Maze Figure
Bronze 1965

Michael Ayrton

Just why a youth is drawn to works of art in the first place is a curiosity. But that is the fact. I exchanged quid for quo--for works of art--since pre-puberty and continue to do so. But I do so only if the quo is of value to my soul, that inner place requiring a special kind of nourishment. The mystic Gurdjieff speaks of "cosmic food," consisting of three elements: ordinary nourishment, that is to eat and be eaten, the biosphere that surrounds us–breathing in and out, thereby both taking and leaving something behind, and finally the nourishment of our souls, our inner, specifically human, requirements for music, art, poetry and love. I strongly experience that tripartite knowledge of the cosmos.

It is true, that we forget and equally true that what we call memory is mostly made-up stuff, in spite of the clarity with which we see it. My positive reaction to Ayrton required a certain kind of nature, one of genetics and of genetics shaped by experience. I knew it was time to incorporate something mythical into myself when I was introduced to Ayrton by Stanley Johnson of the Johnson Gallery on Michigan avenue in Chicago. In1969, the magazine, Horizon, presented an essay about Ayrton, describing how he materialized elements of the Theseus myth, the famous story whose main elements include King Minos and his wife, a beautiful white bull, Poseidon, Theseus and his father, Daedalus, Ariadne, Demeter, Kore, the great Labyrinth in Crete and the Minotaur.

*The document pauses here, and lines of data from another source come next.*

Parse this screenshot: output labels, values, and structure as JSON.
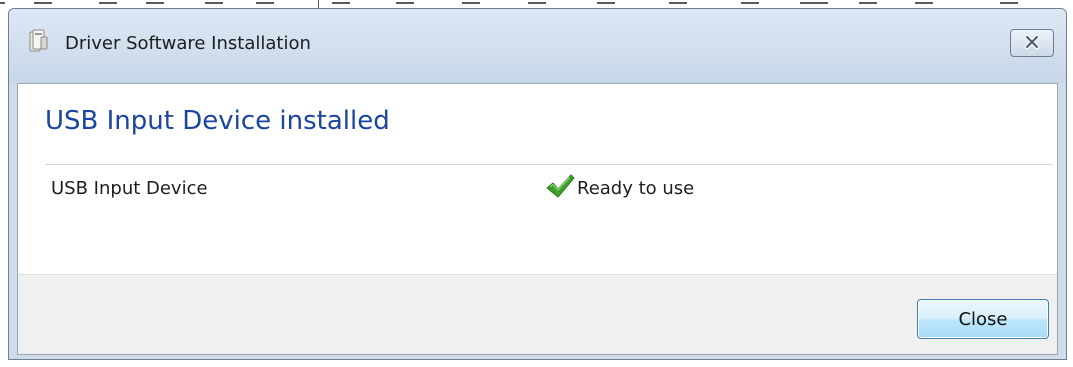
{
  "dialog": {
    "title": "Driver Software Installation",
    "heading": "USB Input Device installed",
    "device": {
      "name": "USB Input Device",
      "status": "Ready to use"
    },
    "close_button_label": "Close"
  },
  "icons": {
    "title": "driver-installer-icon",
    "status": "green-checkmark-icon",
    "window_close": "close-x-icon"
  },
  "colors": {
    "heading": "#1a45a0",
    "check": "#3e9f2a",
    "title_bar": "#cfdcea",
    "footer": "#f0f0f0"
  }
}
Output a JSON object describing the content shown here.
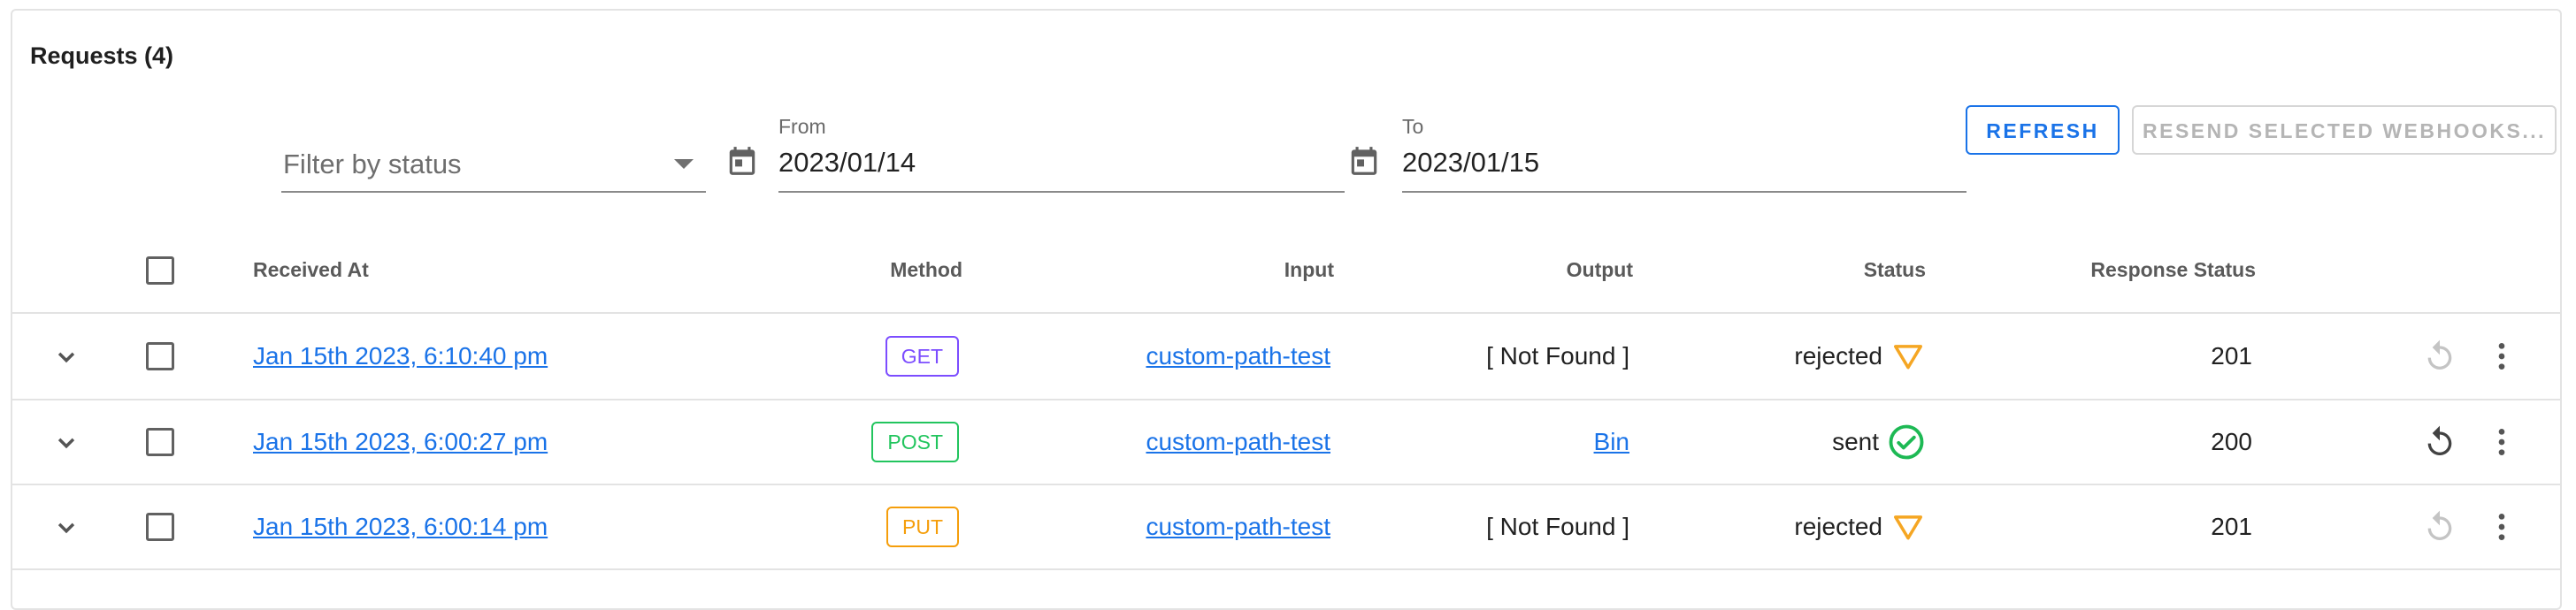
{
  "header": {
    "title": "Requests (4)"
  },
  "filters": {
    "status_placeholder": "Filter by status",
    "from_label": "From",
    "from_value": "2023/01/14",
    "to_label": "To",
    "to_value": "2023/01/15"
  },
  "buttons": {
    "refresh": "REFRESH",
    "resend": "RESEND SELECTED WEBHOOKS..."
  },
  "table": {
    "columns": {
      "received_at": "Received At",
      "method": "Method",
      "input": "Input",
      "output": "Output",
      "status": "Status",
      "response_status": "Response Status"
    },
    "rows": [
      {
        "received_at": "Jan 15th 2023, 6:10:40 pm",
        "method": "GET",
        "input": "custom-path-test",
        "output": "[ Not Found ]",
        "output_is_link": false,
        "status": "rejected",
        "status_icon": "warning-triangle-icon",
        "response_status": "201",
        "resend_enabled": false
      },
      {
        "received_at": "Jan 15th 2023, 6:00:27 pm",
        "method": "POST",
        "input": "custom-path-test",
        "output": "Bin",
        "output_is_link": true,
        "status": "sent",
        "status_icon": "check-circle-icon",
        "response_status": "200",
        "resend_enabled": true
      },
      {
        "received_at": "Jan 15th 2023, 6:00:14 pm",
        "method": "PUT",
        "input": "custom-path-test",
        "output": "[ Not Found ]",
        "output_is_link": false,
        "status": "rejected",
        "status_icon": "warning-triangle-icon",
        "response_status": "201",
        "resend_enabled": false
      }
    ]
  },
  "colors": {
    "accent": "#1a73e8",
    "get": "#7c4dff",
    "post": "#22c55e",
    "put": "#f59e0b",
    "warning": "#f5a623",
    "success": "#1db954"
  }
}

The Minotaur.  Ayrton imagined artistically what it might be like to be such a creature, part beast and part human, from its earliest awakening as a life form in the uterus of the Queen to its maturation as a beast with a palate tuned to savor the flesh of Greek youth.

Minotaur as Embryo
     Etching - 1971

Minotaur as Yearling
     Etching - 1971

Minotaur Full Grown
       Etching - 1971